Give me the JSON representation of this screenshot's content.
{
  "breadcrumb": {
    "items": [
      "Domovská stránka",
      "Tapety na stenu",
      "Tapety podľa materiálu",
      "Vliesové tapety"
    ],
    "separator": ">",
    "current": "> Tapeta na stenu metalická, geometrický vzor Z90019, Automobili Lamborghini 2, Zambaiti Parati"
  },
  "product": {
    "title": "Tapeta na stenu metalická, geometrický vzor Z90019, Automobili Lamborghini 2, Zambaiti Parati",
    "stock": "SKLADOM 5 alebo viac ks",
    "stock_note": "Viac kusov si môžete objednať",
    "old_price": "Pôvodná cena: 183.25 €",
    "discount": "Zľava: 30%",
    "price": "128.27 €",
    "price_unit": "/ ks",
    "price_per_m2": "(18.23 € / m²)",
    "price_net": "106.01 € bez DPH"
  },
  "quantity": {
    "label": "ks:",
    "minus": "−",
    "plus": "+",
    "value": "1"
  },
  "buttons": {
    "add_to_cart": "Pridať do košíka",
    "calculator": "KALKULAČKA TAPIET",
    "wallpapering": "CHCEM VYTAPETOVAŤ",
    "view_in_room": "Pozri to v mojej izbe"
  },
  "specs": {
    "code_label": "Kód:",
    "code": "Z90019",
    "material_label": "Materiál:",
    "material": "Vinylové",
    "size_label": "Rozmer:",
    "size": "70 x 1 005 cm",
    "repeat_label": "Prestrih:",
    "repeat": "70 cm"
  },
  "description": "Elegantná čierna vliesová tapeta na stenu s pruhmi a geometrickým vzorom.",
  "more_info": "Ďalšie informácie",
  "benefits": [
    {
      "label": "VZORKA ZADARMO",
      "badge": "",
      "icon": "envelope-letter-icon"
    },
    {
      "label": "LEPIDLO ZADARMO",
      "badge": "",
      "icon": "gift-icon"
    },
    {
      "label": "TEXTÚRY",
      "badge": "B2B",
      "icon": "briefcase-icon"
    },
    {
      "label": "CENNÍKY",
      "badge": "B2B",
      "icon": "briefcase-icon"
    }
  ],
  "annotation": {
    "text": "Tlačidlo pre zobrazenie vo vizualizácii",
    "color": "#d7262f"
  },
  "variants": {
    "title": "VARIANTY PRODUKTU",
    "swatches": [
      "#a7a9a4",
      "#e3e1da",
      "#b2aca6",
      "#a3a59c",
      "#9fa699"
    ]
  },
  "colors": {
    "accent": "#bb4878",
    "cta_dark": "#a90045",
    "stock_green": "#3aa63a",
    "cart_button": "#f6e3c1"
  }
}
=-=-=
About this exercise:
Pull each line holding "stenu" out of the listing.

Result of this task:
      "Tapety na stenu",
    "current": "> Tapeta na stenu metalická, geometrický vzor Z90019, Automobili Lamborghini 2, Zambaiti Parati"
    "title": "Tapeta na stenu metalická, geometrický vzor Z90019, Automobili Lamborghini 2, Zambaiti Parati",
  "description": "Elegantná čierna vliesová tapeta na stenu s pruhmi a geometrickým vzorom.",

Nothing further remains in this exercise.